She’s amazing. She was the third person we saw and she could only come out for a day. She opened her mouth and I literally jumped out of my seat. When I get excited about an actor I get so excited. Which is why it never even crossed my mind to part with the cast from New York Theatre Workshop. That’s our cast—the play makes no sense without them. But the thing about Joaquina that was really special is that she felt like the same type of freak that we had cast in the roles at New York Theatre Workshop.
At the end of the play, the stage directions specifically give freedom to the performer to own the final moment in a way that seems to goes to the heart of the indeterminacy of what the show is supposed to “mean."
Yes. The play’s like a Russian doll. When we start the play, you’re watching a character in a costume, and then you meet the character and then, in the last moments of the play, the play asks you to meet the actor—because you’re at a play. The audience doesn’t necessarily know that, but I think they can feel it. The way Teyonah ended the play had a lot of people feel something—some sort of connective tissue that felt more Teyonah than Kaneisha. And I’m excited to see how people see Joaquina in relationship to Kaneisha.
In the New York Theatre Workshop production, the set involved a mirror effect that invited the audience—a majority white audience, when I saw it—to see ourselves in that mirror with the plantation in back of us. To what extent is the desired audience for this show a white audience, and how does a black audience function within that?
It’s funny. White people love feeling centered in something! A lot of white people talked about the mirrors in my play as though it was about them, when really the mirrors were birthed out of the fact that when we did the play at Yale, my only request was that the play needed to feel immersive. At Yale it was on a three-quarter thrust, so the audience all had to look at each other, and this is an audience of mainly college students and mainly my friends—so the audience was majority black and brown. The minority in the audience were white people. Watching that play and watching people watch each other throughout the first and second act—seeing who laughed when—became an incredibly important part of the dramaturgy for me. It’s called Slave Play; it can’t ever stop recognizing itself as a piece of theater. So I only wanted to work with a director that had that as their main goal. The question I asked every director who told me that they wanted to do this play was a secret question—it was about if they had the gesture inside their spirit that was inside mine. And Robert was the only director to say, “Oh, we putting these motherfuckers on a goddamn plantation. I want them sitting in the middle of a fucking plantation.” That was his response. And I said, “You’re going to be my director.” Literally, that is what I told him at the end of our phone conversation. And I went back to New York Theatre Workshop and I said, "It has to be Robert. I’ve spoken to 10 directors. None of them knew that this was the thing that the play needed, and he did." We wanted to do it in the round at New York Theatre Workshop but we couldn’t. And [designer Clint Ramos], because he’s a genius, came up with a new set that would give us a sense of being in the round, and a sense of being in conversation with each other, without us having to revamp the entire theater.

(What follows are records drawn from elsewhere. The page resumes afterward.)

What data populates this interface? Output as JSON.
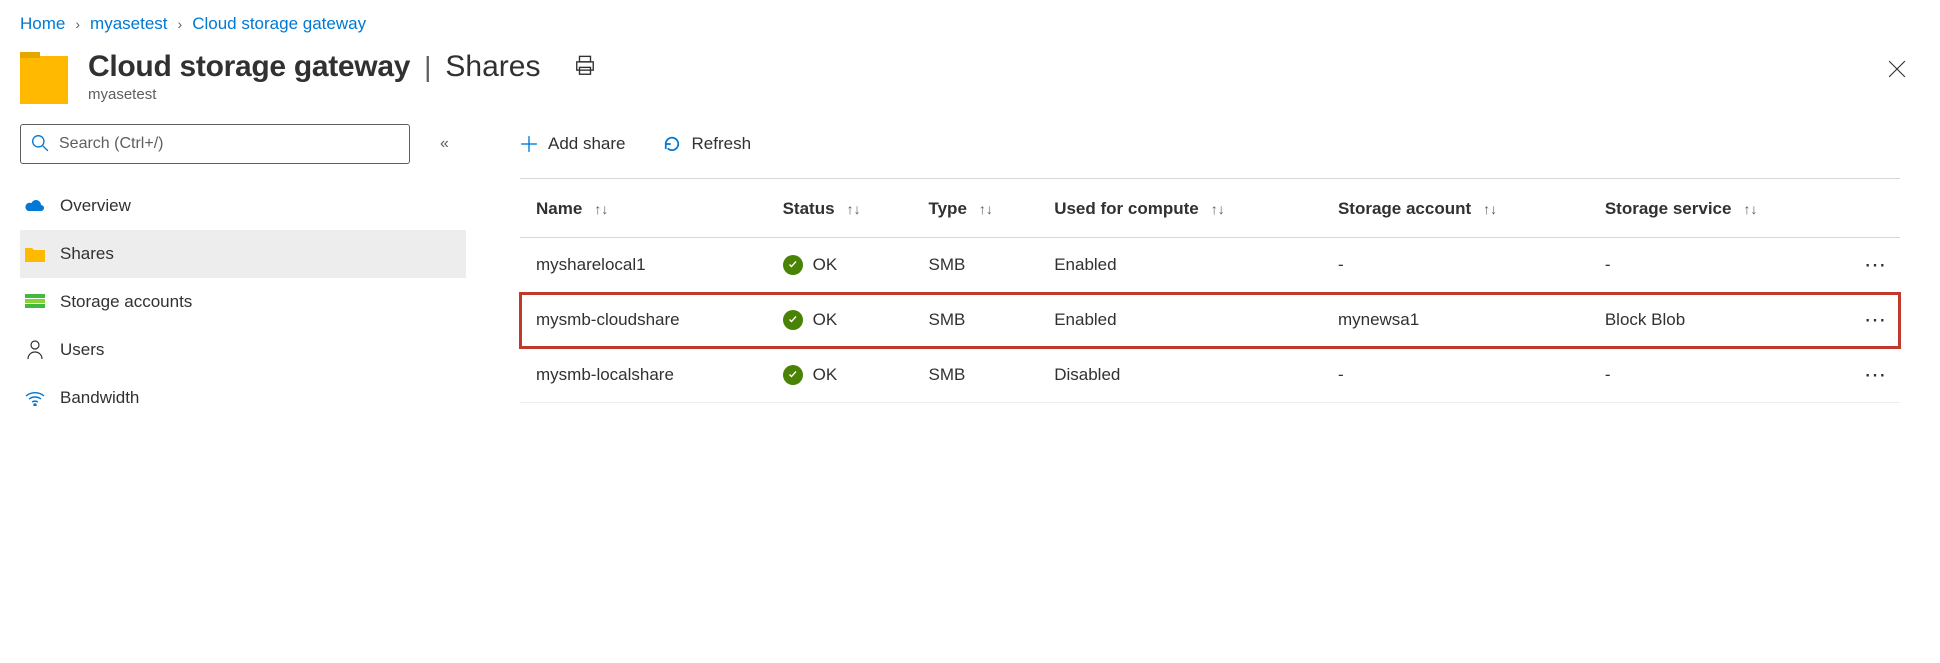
{
  "breadcrumb": {
    "home": "Home",
    "item1": "myasetest",
    "item2": "Cloud storage gateway"
  },
  "header": {
    "title": "Cloud storage gateway",
    "section": "Shares",
    "subtitle": "myasetest"
  },
  "sidebar": {
    "search_placeholder": "Search (Ctrl+/)",
    "items": {
      "overview": "Overview",
      "shares": "Shares",
      "storage": "Storage accounts",
      "users": "Users",
      "bandwidth": "Bandwidth"
    }
  },
  "toolbar": {
    "add": "Add share",
    "refresh": "Refresh"
  },
  "table": {
    "columns": {
      "name": "Name",
      "status": "Status",
      "type": "Type",
      "compute": "Used for compute",
      "account": "Storage account",
      "service": "Storage service"
    },
    "rows": [
      {
        "name": "mysharelocal1",
        "status": "OK",
        "type": "SMB",
        "compute": "Enabled",
        "account": "-",
        "service": "-",
        "hl": false
      },
      {
        "name": "mysmb-cloudshare",
        "status": "OK",
        "type": "SMB",
        "compute": "Enabled",
        "account": "mynewsa1",
        "service": "Block Blob",
        "hl": true
      },
      {
        "name": "mysmb-localshare",
        "status": "OK",
        "type": "SMB",
        "compute": "Disabled",
        "account": "-",
        "service": "-",
        "hl": false
      }
    ]
  }
}
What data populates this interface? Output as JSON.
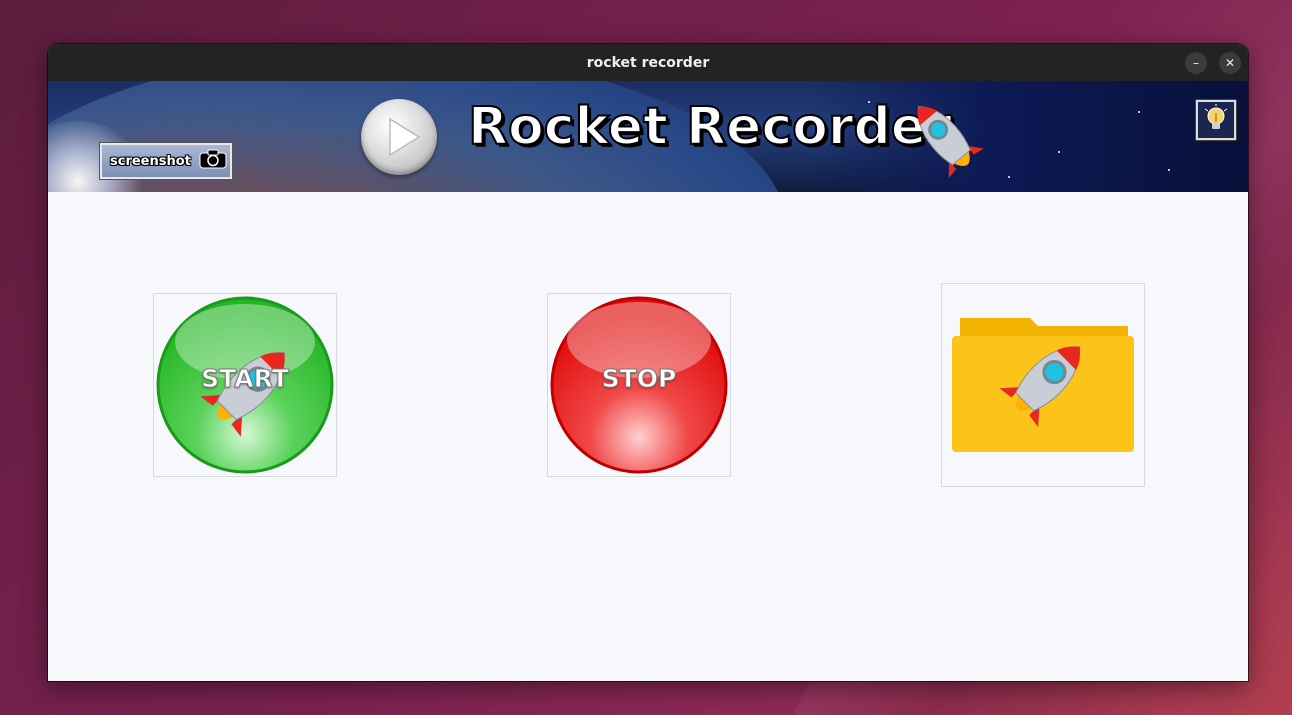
{
  "window": {
    "title": "rocket recorder",
    "minimize_glyph": "–",
    "close_glyph": "✕"
  },
  "banner": {
    "app_title": "Rocket Recorder",
    "screenshot_label": "screenshot",
    "icons": [
      "camera-icon",
      "play-icon",
      "rocket-icon",
      "lightbulb-icon"
    ]
  },
  "controls": {
    "start_label": "START",
    "stop_label": "STOP",
    "folder_icon": "folder-rocket-icon"
  },
  "colors": {
    "start_green": "#2ec32e",
    "stop_red": "#e01010",
    "folder_yellow": "#fcc419",
    "titlebar": "#232323",
    "content_bg": "#f6f8fc"
  }
}
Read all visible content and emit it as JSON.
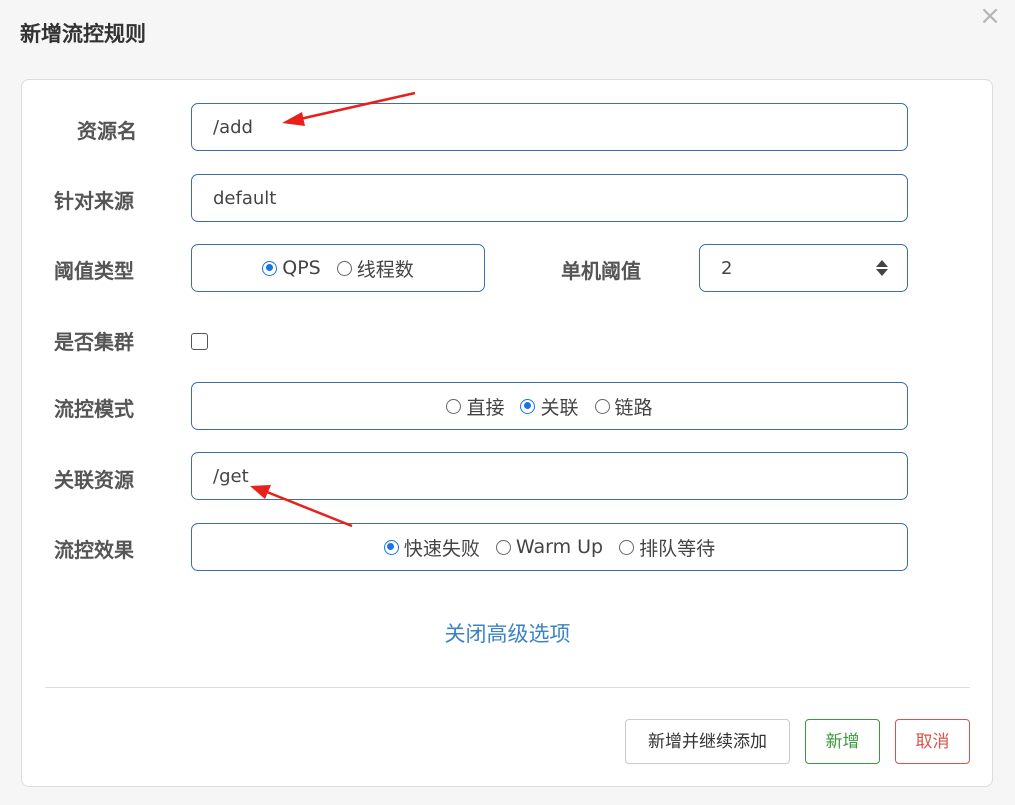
{
  "dialog": {
    "title": "新增流控规则",
    "close_icon": "close-icon"
  },
  "form": {
    "resource_name": {
      "label": "资源名",
      "value": "/add"
    },
    "limit_app": {
      "label": "针对来源",
      "value": "default"
    },
    "threshold_type": {
      "label": "阈值类型",
      "options": [
        "QPS",
        "线程数"
      ],
      "selected": "QPS"
    },
    "single_threshold": {
      "label": "单机阈值",
      "value": "2"
    },
    "cluster": {
      "label": "是否集群",
      "checked": false
    },
    "flow_mode": {
      "label": "流控模式",
      "options": [
        "直接",
        "关联",
        "链路"
      ],
      "selected": "关联"
    },
    "ref_resource": {
      "label": "关联资源",
      "value": "/get"
    },
    "control_effect": {
      "label": "流控效果",
      "options": [
        "快速失败",
        "Warm Up",
        "排队等待"
      ],
      "selected": "快速失败"
    },
    "advanced_toggle": "关闭高级选项"
  },
  "footer": {
    "add_continue_label": "新增并继续添加",
    "add_label": "新增",
    "cancel_label": "取消"
  },
  "colors": {
    "accent": "#1a73e8",
    "input_border": "#3d6ea8",
    "link": "#3b83c6",
    "success": "#3a9a3a",
    "danger": "#d9534f",
    "annotation_arrow": "#e8201c"
  }
}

What do you hope people might get out of the play?
I go to the theater specifically to leave thinking about things that I can argue about for a long time. That’s my only hope for people for Slave Play. I want to be someone who’s a part of a tradition of theater that leaves people hungry for more ideas. I hope people go out and read Saidiya Hartman or read Jared Sexton after they see this play. One of the things Slave Play accomplished is that people are still talking about it actively. People are still asking me questions about it. And my answer is always the same: That’s not for me to tell you. I stopped listening to the characters after the last line was said, and I don’t think I’ll be writing a sequel.
Slave Play is in previews at the John Golden Theatre, where it opens on October 6.
Photograph: Courtesy Joan Marcus